- SOURCE INFORMATION -
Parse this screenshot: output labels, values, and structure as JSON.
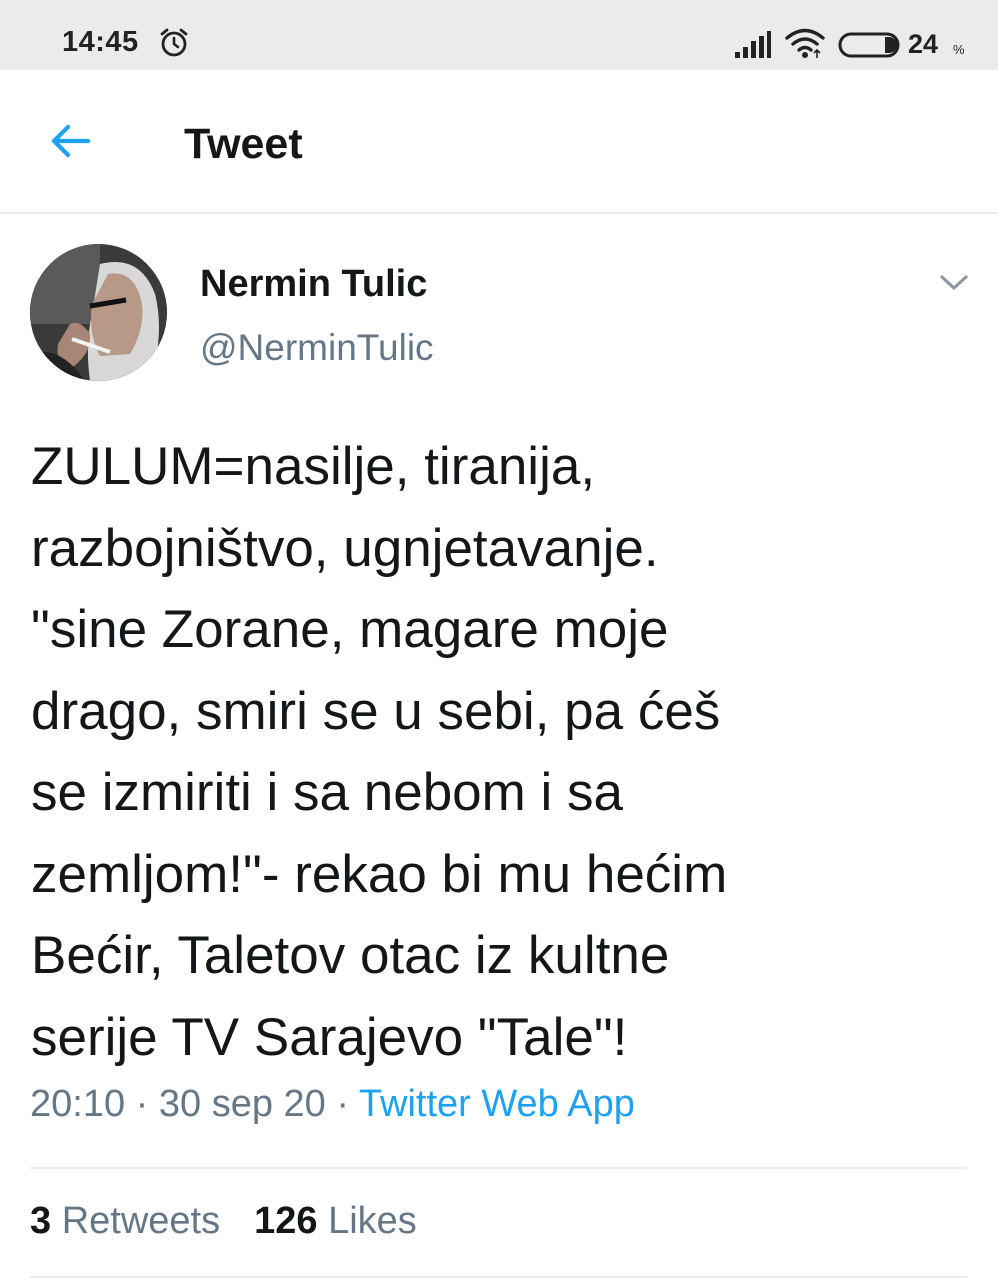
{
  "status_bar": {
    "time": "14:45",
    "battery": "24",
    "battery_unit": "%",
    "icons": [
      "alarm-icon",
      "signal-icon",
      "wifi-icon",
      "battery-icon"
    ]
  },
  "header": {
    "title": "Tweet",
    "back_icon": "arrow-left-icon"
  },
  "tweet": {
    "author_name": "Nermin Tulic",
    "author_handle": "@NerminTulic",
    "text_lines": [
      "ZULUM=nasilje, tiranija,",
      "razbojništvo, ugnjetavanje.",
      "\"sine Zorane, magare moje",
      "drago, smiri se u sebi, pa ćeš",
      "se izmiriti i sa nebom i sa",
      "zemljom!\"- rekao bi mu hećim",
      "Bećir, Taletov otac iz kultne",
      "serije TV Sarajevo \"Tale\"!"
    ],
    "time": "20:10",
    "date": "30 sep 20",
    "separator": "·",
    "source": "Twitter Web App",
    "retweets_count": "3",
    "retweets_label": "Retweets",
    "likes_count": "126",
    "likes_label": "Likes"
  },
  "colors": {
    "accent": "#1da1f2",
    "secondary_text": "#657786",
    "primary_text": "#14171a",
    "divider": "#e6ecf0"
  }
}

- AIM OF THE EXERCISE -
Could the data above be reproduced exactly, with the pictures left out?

- WRITTEN SOLUTION -
Parse this screenshot: output labels, values, and structure as JSON.
{
  "status_bar": {
    "time": "14:45",
    "battery": "24",
    "battery_unit": "%",
    "icons": [
      "alarm-icon",
      "signal-icon",
      "wifi-icon",
      "battery-icon"
    ]
  },
  "header": {
    "title": "Tweet",
    "back_icon": "arrow-left-icon"
  },
  "tweet": {
    "author_name": "Nermin Tulic",
    "author_handle": "@NerminTulic",
    "text_lines": [
      "ZULUM=nasilje, tiranija,",
      "razbojništvo, ugnjetavanje.",
      "\"sine Zorane, magare moje",
      "drago, smiri se u sebi, pa ćeš",
      "se izmiriti i sa nebom i sa",
      "zemljom!\"- rekao bi mu hećim",
      "Bećir, Taletov otac iz kultne",
      "serije TV Sarajevo \"Tale\"!"
    ],
    "time": "20:10",
    "date": "30 sep 20",
    "separator": "·",
    "source": "Twitter Web App",
    "retweets_count": "3",
    "retweets_label": "Retweets",
    "likes_count": "126",
    "likes_label": "Likes"
  },
  "colors": {
    "accent": "#1da1f2",
    "secondary_text": "#657786",
    "primary_text": "#14171a",
    "divider": "#e6ecf0"
  }
}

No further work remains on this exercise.